Records from a data source:
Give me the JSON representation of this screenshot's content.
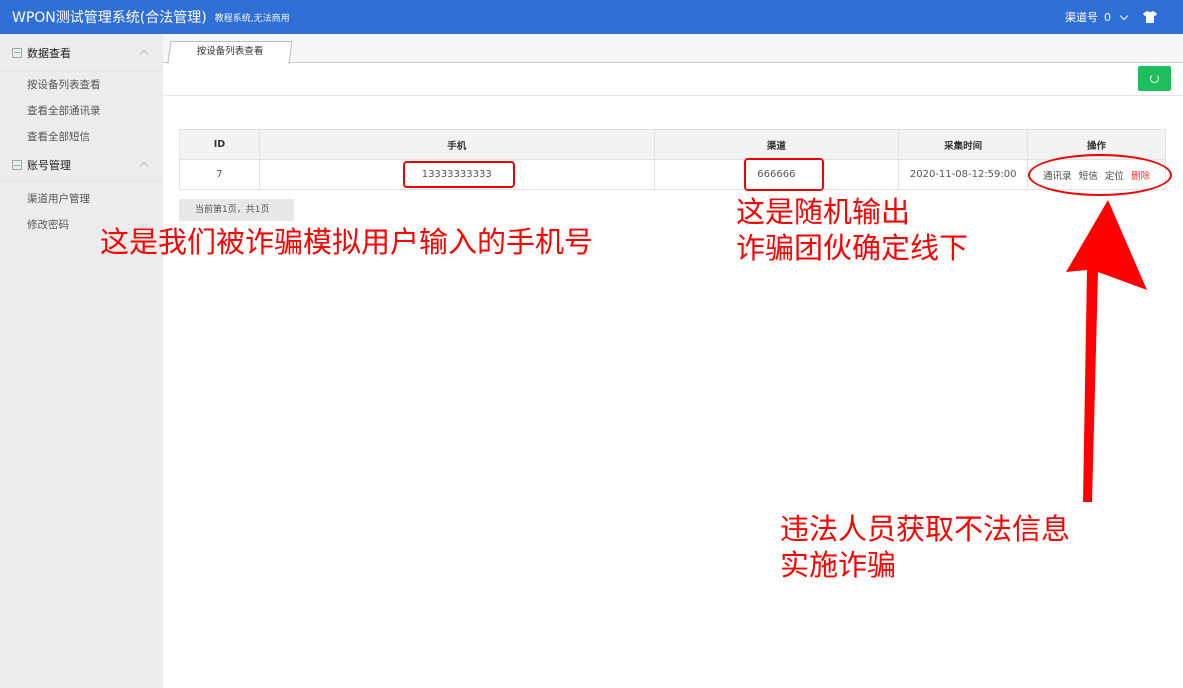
{
  "header": {
    "title": "WPON测试管理系统(合法管理)",
    "subtitle": "教程系统,无法商用",
    "channel_label": "渠道号",
    "channel_value": "0"
  },
  "sidebar": {
    "groups": [
      {
        "label": "数据查看",
        "items": [
          "按设备列表查看",
          "查看全部通讯录",
          "查看全部短信"
        ]
      },
      {
        "label": "账号管理",
        "items": [
          "渠道用户管理",
          "修改密码"
        ]
      }
    ]
  },
  "tab": {
    "label": "按设备列表查看"
  },
  "table": {
    "columns": [
      "ID",
      "手机",
      "渠道",
      "采集时间",
      "操作"
    ],
    "rows": [
      {
        "id": "7",
        "phone": "13333333333",
        "channel": "666666",
        "time": "2020-11-08-12:59:00",
        "actions": [
          "通讯录",
          "短信",
          "定位",
          "删除"
        ]
      }
    ]
  },
  "pager": {
    "text": "当前第1页，共1页"
  },
  "annotations": {
    "phone_note": "这是我们被诈骗模拟用户输入的手机号",
    "channel_note_line1": "这是随机输出",
    "channel_note_line2": "诈骗团伙确定线下",
    "action_note_line1": "违法人员获取不法信息",
    "action_note_line2": "实施诈骗"
  },
  "colors": {
    "header_bg": "#2f6fd6",
    "refresh_button": "#1fbe5c",
    "delete_link": "#e53333",
    "annotation": "#ff0000"
  },
  "icons": {
    "refresh_button": "refresh-icon",
    "header_right": "shirt-icon",
    "sidebar_group": "panel-icon"
  }
}
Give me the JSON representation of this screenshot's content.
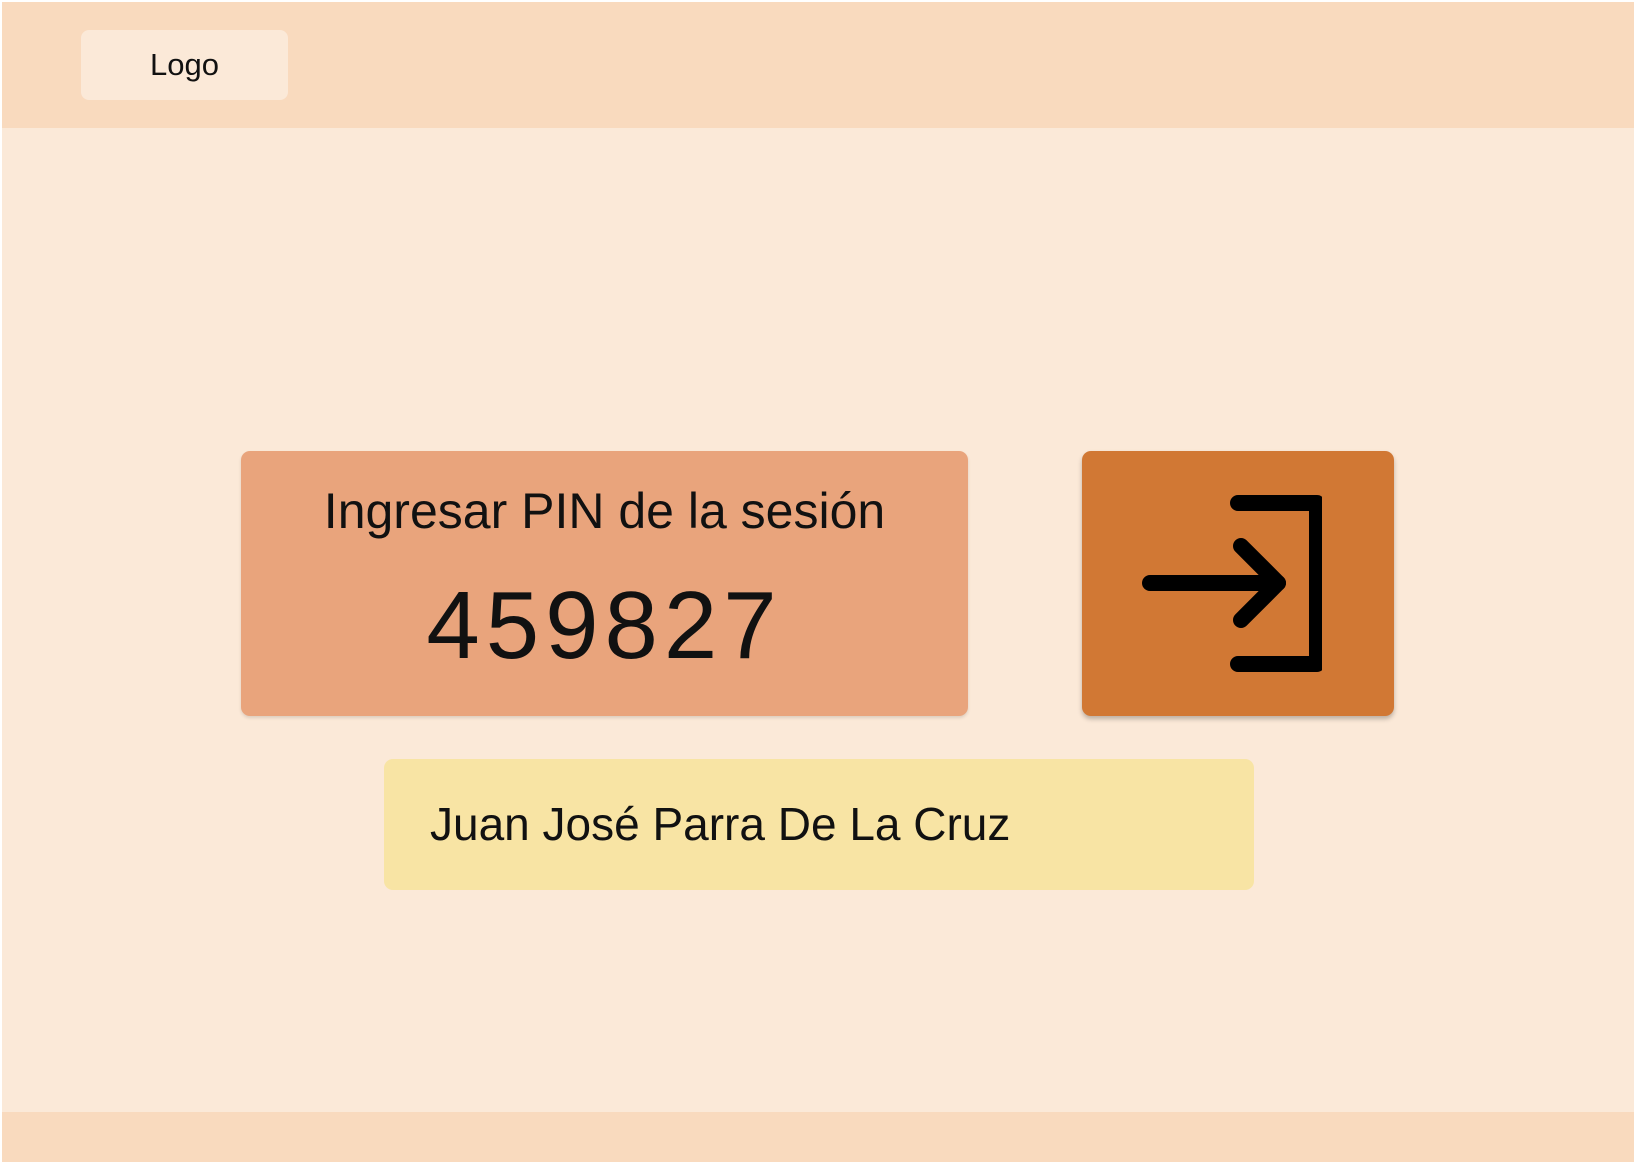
{
  "header": {
    "logo_label": "Logo"
  },
  "pin_card": {
    "label": "Ingresar PIN de la sesión",
    "pin": "459827"
  },
  "enter_button": {
    "icon": "login-icon"
  },
  "user": {
    "name": "Juan José Parra De La Cruz"
  },
  "colors": {
    "page_background": "#fbe9d8",
    "header_background": "#f9dabe",
    "pin_card_background": "#e9a47c",
    "enter_button_background": "#d17834",
    "name_field_background": "#f8e4a4"
  }
}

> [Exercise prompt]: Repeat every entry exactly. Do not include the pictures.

> [Response to the task]:
Give me the JSON representation of this screenshot's content.
{
  "header": {
    "title": "WPON测试管理系统(合法管理)",
    "subtitle": "教程系统,无法商用",
    "channel_label": "渠道号",
    "channel_value": "0"
  },
  "sidebar": {
    "groups": [
      {
        "label": "数据查看",
        "items": [
          "按设备列表查看",
          "查看全部通讯录",
          "查看全部短信"
        ]
      },
      {
        "label": "账号管理",
        "items": [
          "渠道用户管理",
          "修改密码"
        ]
      }
    ]
  },
  "tab": {
    "label": "按设备列表查看"
  },
  "table": {
    "columns": [
      "ID",
      "手机",
      "渠道",
      "采集时间",
      "操作"
    ],
    "rows": [
      {
        "id": "7",
        "phone": "13333333333",
        "channel": "666666",
        "time": "2020-11-08-12:59:00",
        "actions": [
          "通讯录",
          "短信",
          "定位",
          "删除"
        ]
      }
    ]
  },
  "pager": {
    "text": "当前第1页，共1页"
  },
  "annotations": {
    "phone_note": "这是我们被诈骗模拟用户输入的手机号",
    "channel_note_line1": "这是随机输出",
    "channel_note_line2": "诈骗团伙确定线下",
    "action_note_line1": "违法人员获取不法信息",
    "action_note_line2": "实施诈骗"
  },
  "colors": {
    "header_bg": "#2f6fd6",
    "refresh_button": "#1fbe5c",
    "delete_link": "#e53333",
    "annotation": "#ff0000"
  },
  "icons": {
    "refresh_button": "refresh-icon",
    "header_right": "shirt-icon",
    "sidebar_group": "panel-icon"
  }
}
Give me the JSON representation of this screenshot's content.
{
  "header": {
    "logo_label": "Logo"
  },
  "pin_card": {
    "label": "Ingresar PIN de la sesión",
    "pin": "459827"
  },
  "enter_button": {
    "icon": "login-icon"
  },
  "user": {
    "name": "Juan José Parra De La Cruz"
  },
  "colors": {
    "page_background": "#fbe9d8",
    "header_background": "#f9dabe",
    "pin_card_background": "#e9a47c",
    "enter_button_background": "#d17834",
    "name_field_background": "#f8e4a4"
  }
}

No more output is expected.